What have you found to be most effective for accessing your paycheck? Tell us about it in the comments section.

Movin’ On Up is brought to you by Express Employment Professionals.

written by: Ashlie Turley

Who’s Hiring this Summer

Summer_Hiring_April2014Summertime is just around the corner, and every year many people take on summer jobs to earn some extra cash. Working a summer job can expand more than just your pocket book – it can also benefit your future! Summer jobs allow people the opportunity to explore a career path, gain experience, and find full-time work.  So, if you’re looking for work this summer, check out this good news!

Positive Outlook
According to the annual summer jobs survey by Snagajob, this summer’s hiring trend looks the brightest it’s been in a while. The number of hiring managers planning to hire more seasonal staff in 2014 is up 10% from the summer of 2013, and wages are at their highest level in six years. Additionally, the number of hiring managers who don’t plan to hire help this summer is down 14% compared to last year at this time.

Even more positive news: Snagajob also shares that hiring managers expect 10% fewer workers to return this summer compared to the summer of 2013, creating more job openings and making 2014 one of the best years for job seekers to get their foot in the door. As in years past, a 54 percent majority believe the biggest competition for summer jobs will be among high school and college students.

Seasonal Jobs
Many cities have local recreational parks and departments that are responsible for local pools, golf courses, and other activities. To find more information on jobs in your community, check out your local parks and recreation website. Another great summer job would be working at a camp, but if you’re not much of an outdoor person, look into working at your local YMCA. Since many children are out of school in the summer, child care is another job option.
So, if you’re out of school, between employment, or just looking to make some extra cash, make sure to check out these summer job opportunities in your community.

Outdoor:

  • Lifeguards
  • Park concession, such as selling snacks or accessories
  • Golf course attendants and golf cart drivers
  • Sports umpires and referees
  • Park maintenance and security
  • Lawn maintenance

Indoor:

  • Daytime camp counselor
  • Tutor
  • Childcare giver
  • Class instructor, such as arts and crafts or sports
  • Summer school assistant

Getting a summer job can be a great way to build your resume, earn income, and even make friends while having fun in the sun. The possibilities of summertime employment are growing, so find the job that’s right for you.

Express Can Help
Whether you’re starting a new career, re-entering the workforce, or supplementing your income, Express has the resources to match you with a job that fits your desires and abilities.
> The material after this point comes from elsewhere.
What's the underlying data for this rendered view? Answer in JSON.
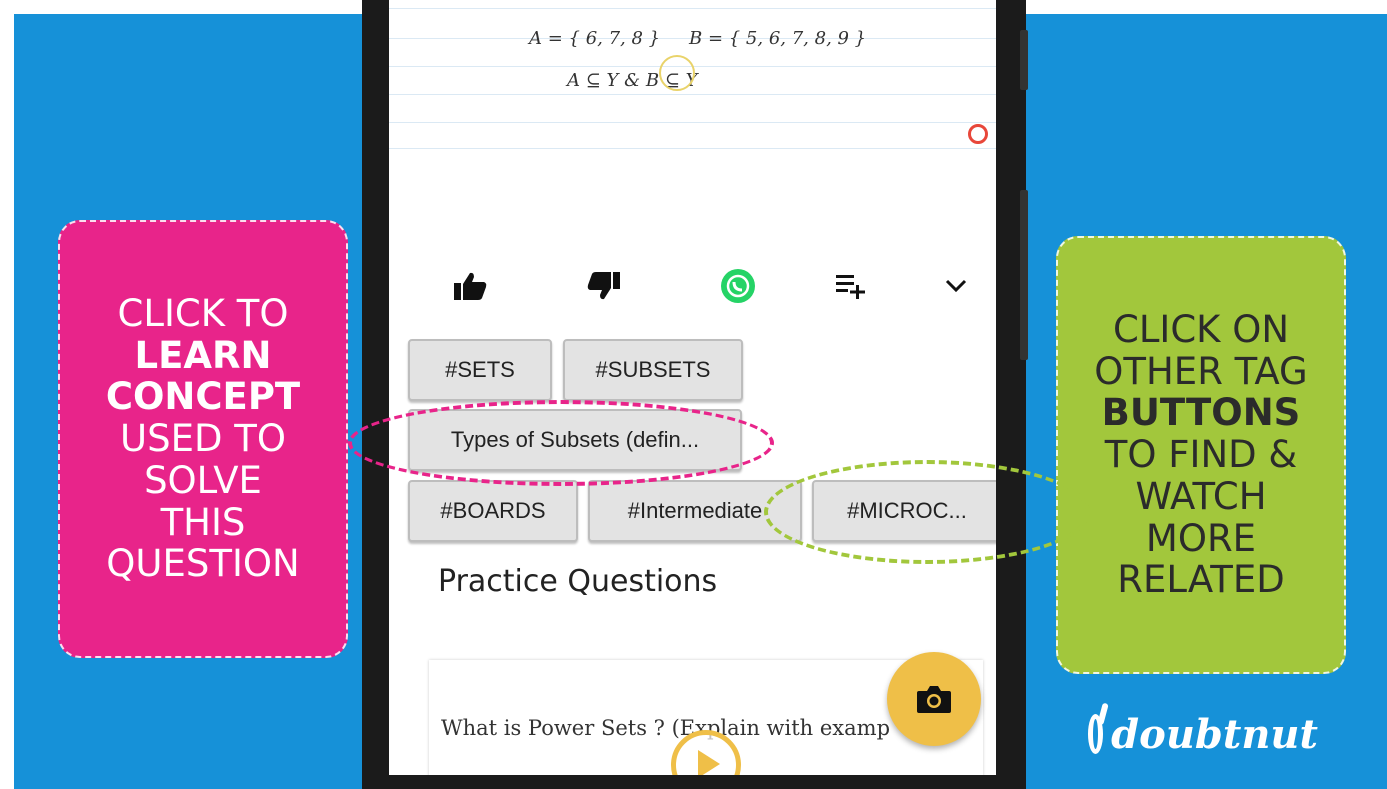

To search for an Express office near you, visit ExpressPros.com.

What are your plans for summertime employment? Share with us in the comment section below!

Movin’ On Up is brought to you by Express Employment Professionals.